== RECORDED DATA ==
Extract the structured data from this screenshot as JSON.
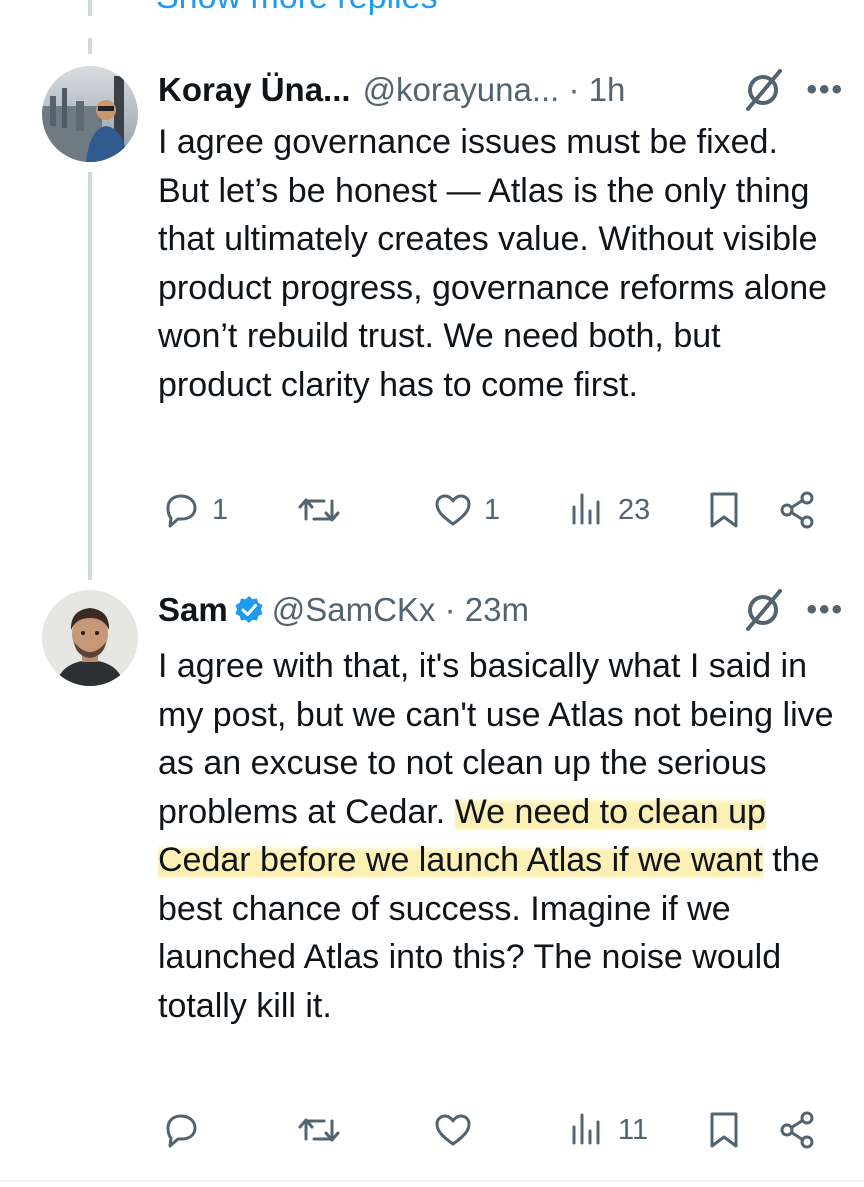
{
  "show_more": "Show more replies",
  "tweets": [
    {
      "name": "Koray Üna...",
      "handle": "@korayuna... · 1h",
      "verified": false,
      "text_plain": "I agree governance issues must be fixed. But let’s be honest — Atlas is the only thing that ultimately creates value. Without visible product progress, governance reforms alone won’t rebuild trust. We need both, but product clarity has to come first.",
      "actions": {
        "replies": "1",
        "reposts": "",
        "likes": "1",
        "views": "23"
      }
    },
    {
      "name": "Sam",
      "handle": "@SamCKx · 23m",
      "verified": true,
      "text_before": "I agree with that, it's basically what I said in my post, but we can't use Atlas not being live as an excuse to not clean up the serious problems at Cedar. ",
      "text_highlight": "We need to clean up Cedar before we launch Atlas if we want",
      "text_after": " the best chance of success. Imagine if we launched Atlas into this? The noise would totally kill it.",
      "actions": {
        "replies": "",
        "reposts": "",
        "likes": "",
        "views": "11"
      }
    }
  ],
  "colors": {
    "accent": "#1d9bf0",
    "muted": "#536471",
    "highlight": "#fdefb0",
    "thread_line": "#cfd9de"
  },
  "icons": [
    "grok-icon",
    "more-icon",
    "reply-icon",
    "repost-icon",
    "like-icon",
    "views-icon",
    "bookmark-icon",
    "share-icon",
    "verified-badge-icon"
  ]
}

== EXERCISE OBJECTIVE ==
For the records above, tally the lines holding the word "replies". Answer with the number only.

== SOLUTION BELOW ==
3